Acknowledgements

• Portions of this study were presented at the 14th Annual Conference on the Science of Dissemination and Implementation in Health.

• We thank the 33 urologists who participated in the survey and 7 urologists who have also took part in the interview of this study.

Funding

• Lisa Spees was supported by a Cancer Care Quality Postdoctoral Traineeship, UNC-CH, Grant No. T32-CA-116339.

• Soohyun Hwang was supported by the Dissertation Completion Fellowship from the Graduate School of University of North Carolina Chapel Hill.

Author information

Authors and Affiliations

Authors

Contributions

• LPS, SAB, JEL, SBW, and MEN designed the study

• LPS recruited study participants

• SH and LPS collected and analyzed the data

• SH, LPS, SAB, and MEN interpreted the results

• SH and LPS drafted the manuscript

• All authors read, revised, and approved the final manuscript

Corresponding author

Correspondence to Soohyun Hwang.

Ethics declarations

Ethics approval and consent to participate

• The ethical approval for the study was given by the Institutional Review Board of the University of North Carolina at Chapel Hill.

• The approval for verbal informed consent was given by the Institutional Review Board of the University of North Carolina at Chapel Hill.

• All participants gave verbal informed consent before participating in this study.

• All methods were carried out in accordance with relevant guidelines and regulations.

Consent for publication

• Not applicable.

Competing interests

• The authors declare they have no competing interests.

Additional information

Publisher’s Note

Springer Nature remains neutral with regard to jurisdictional claims in published maps and institutional affiliations.

Electronic supplementary material

Below is the link to the electronic supplementary material.

Supplementary Material 1

Supplementary Material 2

Rights and permissions

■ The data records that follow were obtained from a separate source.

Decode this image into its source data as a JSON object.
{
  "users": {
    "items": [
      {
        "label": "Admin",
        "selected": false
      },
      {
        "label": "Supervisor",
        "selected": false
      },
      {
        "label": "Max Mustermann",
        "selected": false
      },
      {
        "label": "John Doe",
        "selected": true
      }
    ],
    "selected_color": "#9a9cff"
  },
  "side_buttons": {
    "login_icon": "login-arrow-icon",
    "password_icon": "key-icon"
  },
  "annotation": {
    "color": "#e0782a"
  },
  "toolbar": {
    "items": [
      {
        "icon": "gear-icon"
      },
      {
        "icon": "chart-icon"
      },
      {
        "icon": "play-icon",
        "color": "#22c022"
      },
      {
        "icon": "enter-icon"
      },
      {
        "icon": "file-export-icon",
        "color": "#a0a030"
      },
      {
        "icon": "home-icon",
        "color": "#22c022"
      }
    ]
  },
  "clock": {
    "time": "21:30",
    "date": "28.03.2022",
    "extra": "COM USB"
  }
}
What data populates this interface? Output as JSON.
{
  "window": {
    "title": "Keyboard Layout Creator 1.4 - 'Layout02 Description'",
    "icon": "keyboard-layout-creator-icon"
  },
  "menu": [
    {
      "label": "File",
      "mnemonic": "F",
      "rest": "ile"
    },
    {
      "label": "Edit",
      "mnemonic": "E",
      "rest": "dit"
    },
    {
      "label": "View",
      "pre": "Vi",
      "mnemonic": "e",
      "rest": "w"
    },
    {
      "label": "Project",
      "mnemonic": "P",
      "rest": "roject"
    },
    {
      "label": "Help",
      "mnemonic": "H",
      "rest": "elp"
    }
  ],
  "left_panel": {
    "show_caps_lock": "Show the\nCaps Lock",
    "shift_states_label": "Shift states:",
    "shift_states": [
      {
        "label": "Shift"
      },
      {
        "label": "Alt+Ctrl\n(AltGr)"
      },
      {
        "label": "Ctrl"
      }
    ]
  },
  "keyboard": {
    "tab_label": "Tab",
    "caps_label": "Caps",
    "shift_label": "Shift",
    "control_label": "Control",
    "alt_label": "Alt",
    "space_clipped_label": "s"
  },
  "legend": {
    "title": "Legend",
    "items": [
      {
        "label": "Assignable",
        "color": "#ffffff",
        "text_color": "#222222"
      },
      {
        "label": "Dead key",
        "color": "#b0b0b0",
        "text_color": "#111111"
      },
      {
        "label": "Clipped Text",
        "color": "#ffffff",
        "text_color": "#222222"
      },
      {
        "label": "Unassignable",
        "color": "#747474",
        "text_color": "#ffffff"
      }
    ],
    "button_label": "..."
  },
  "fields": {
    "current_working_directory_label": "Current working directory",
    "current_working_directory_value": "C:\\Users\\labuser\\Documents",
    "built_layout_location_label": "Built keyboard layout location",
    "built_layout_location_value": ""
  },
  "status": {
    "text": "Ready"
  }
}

Open Access This article is licensed under a Creative Commons Attribution 4.0 International License, which permits use, sharing, adaptation, distribution and reproduction in any medium or format, as long as you give appropriate credit to the original author(s) and the source, provide a link to the Creative Commons licence, and indicate if changes were made. The images or other third party material in this article are included in the article’s Creative Commons licence, unless indicated otherwise in a credit line to the material. If material is not included in the article’s Creative Commons licence and your intended use is not permitted by statutory regulation or exceeds the permitted use, you will need to obtain permission directly from the copyright holder. To view a copy of this licence, visit http://creativecommons.org/licenses/by/4.0/. The Creative Commons Public Domain Dedication waiver (http://creativecommons.org/publicdomain/zero/1.0/) applies to the data made available in this article, unless otherwise stated in a credit line to the data.

Reprints and Permissions

About this article

Verify currency and authenticity via CrossMark

Cite this article

Hwang, S., Birken, S.A., Nielsen, M.E. et al. Understanding the multilevel determinants of clinicians’ imaging decision-making: setting the stage for de-implementation of low-value imaging. BMC Health Serv Res 22, 1232 (2022). https://doi.org/10.1186/s12913-022-08600-3

Download citation

  • Received:

  • Accepted:

  • Published:

  • DOI: https://doi.org/10.1186/s12913-022-08600-3

Keywords

  • Hematuria
  • Prostate cancer
  • Imaging
  • De-implementation
  • Low-value care
  • Behavior change
  • Mixed methods
  • CFIR